◆ **PROBLEM TO WORK ON**
Repeat each line of the material word for word.

◆ **EXERCISE DATA**
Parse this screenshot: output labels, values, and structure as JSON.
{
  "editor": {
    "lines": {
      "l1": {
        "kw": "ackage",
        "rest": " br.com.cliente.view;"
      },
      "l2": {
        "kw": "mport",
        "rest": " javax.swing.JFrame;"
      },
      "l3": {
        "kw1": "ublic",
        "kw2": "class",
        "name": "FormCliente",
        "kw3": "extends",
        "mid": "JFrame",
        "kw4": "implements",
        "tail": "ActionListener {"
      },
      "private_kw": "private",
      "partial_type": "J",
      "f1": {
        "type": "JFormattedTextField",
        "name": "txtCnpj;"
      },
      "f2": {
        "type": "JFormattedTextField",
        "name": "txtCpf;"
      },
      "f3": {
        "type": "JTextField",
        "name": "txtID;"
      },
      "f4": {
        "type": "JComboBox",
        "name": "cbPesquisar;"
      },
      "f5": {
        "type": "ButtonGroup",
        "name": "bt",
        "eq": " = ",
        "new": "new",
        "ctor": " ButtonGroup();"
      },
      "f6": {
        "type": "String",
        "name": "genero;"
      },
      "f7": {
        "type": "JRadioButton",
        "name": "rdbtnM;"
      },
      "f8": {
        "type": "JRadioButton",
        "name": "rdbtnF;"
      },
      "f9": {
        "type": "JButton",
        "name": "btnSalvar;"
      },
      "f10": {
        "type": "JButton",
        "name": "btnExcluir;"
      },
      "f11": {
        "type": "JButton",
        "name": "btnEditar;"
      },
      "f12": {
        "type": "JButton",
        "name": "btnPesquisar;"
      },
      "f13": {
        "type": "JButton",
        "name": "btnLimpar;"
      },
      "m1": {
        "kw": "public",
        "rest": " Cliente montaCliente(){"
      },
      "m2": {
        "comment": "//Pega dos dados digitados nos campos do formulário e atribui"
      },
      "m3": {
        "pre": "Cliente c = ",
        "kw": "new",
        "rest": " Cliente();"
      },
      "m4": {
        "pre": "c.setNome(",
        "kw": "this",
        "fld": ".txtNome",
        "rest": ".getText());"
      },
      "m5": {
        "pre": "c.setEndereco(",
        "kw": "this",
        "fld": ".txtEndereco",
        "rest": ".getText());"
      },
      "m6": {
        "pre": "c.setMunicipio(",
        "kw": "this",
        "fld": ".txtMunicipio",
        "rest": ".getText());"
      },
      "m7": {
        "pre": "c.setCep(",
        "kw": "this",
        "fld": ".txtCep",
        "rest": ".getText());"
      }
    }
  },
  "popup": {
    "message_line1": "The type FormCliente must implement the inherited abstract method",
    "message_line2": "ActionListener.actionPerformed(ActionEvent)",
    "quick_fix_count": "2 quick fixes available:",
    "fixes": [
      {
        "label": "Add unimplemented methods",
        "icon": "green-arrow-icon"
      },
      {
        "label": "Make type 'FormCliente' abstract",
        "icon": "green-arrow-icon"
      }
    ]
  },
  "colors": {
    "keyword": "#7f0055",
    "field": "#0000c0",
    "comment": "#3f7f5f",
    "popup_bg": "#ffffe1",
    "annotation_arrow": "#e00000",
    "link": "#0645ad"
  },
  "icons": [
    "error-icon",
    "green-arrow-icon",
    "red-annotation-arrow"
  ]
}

◆ **SOLUTION FOR THIS TASK**
Parse this screenshot: output labels, values, and structure as JSON.
{
  "editor": {
    "lines": {
      "l1": {
        "kw": "ackage",
        "rest": " br.com.cliente.view;"
      },
      "l2": {
        "kw": "mport",
        "rest": " javax.swing.JFrame;"
      },
      "l3": {
        "kw1": "ublic",
        "kw2": "class",
        "name": "FormCliente",
        "kw3": "extends",
        "mid": "JFrame",
        "kw4": "implements",
        "tail": "ActionListener {"
      },
      "private_kw": "private",
      "partial_type": "J",
      "f1": {
        "type": "JFormattedTextField",
        "name": "txtCnpj;"
      },
      "f2": {
        "type": "JFormattedTextField",
        "name": "txtCpf;"
      },
      "f3": {
        "type": "JTextField",
        "name": "txtID;"
      },
      "f4": {
        "type": "JComboBox",
        "name": "cbPesquisar;"
      },
      "f5": {
        "type": "ButtonGroup",
        "name": "bt",
        "eq": " = ",
        "new": "new",
        "ctor": " ButtonGroup();"
      },
      "f6": {
        "type": "String",
        "name": "genero;"
      },
      "f7": {
        "type": "JRadioButton",
        "name": "rdbtnM;"
      },
      "f8": {
        "type": "JRadioButton",
        "name": "rdbtnF;"
      },
      "f9": {
        "type": "JButton",
        "name": "btnSalvar;"
      },
      "f10": {
        "type": "JButton",
        "name": "btnExcluir;"
      },
      "f11": {
        "type": "JButton",
        "name": "btnEditar;"
      },
      "f12": {
        "type": "JButton",
        "name": "btnPesquisar;"
      },
      "f13": {
        "type": "JButton",
        "name": "btnLimpar;"
      },
      "m1": {
        "kw": "public",
        "rest": " Cliente montaCliente(){"
      },
      "m2": {
        "comment": "//Pega dos dados digitados nos campos do formulário e atribui"
      },
      "m3": {
        "pre": "Cliente c = ",
        "kw": "new",
        "rest": " Cliente();"
      },
      "m4": {
        "pre": "c.setNome(",
        "kw": "this",
        "fld": ".txtNome",
        "rest": ".getText());"
      },
      "m5": {
        "pre": "c.setEndereco(",
        "kw": "this",
        "fld": ".txtEndereco",
        "rest": ".getText());"
      },
      "m6": {
        "pre": "c.setMunicipio(",
        "kw": "this",
        "fld": ".txtMunicipio",
        "rest": ".getText());"
      },
      "m7": {
        "pre": "c.setCep(",
        "kw": "this",
        "fld": ".txtCep",
        "rest": ".getText());"
      }
    }
  },
  "popup": {
    "message_line1": "The type FormCliente must implement the inherited abstract method",
    "message_line2": "ActionListener.actionPerformed(ActionEvent)",
    "quick_fix_count": "2 quick fixes available:",
    "fixes": [
      {
        "label": "Add unimplemented methods",
        "icon": "green-arrow-icon"
      },
      {
        "label": "Make type 'FormCliente' abstract",
        "icon": "green-arrow-icon"
      }
    ]
  },
  "colors": {
    "keyword": "#7f0055",
    "field": "#0000c0",
    "comment": "#3f7f5f",
    "popup_bg": "#ffffe1",
    "annotation_arrow": "#e00000",
    "link": "#0645ad"
  },
  "icons": [
    "error-icon",
    "green-arrow-icon",
    "red-annotation-arrow"
  ]
}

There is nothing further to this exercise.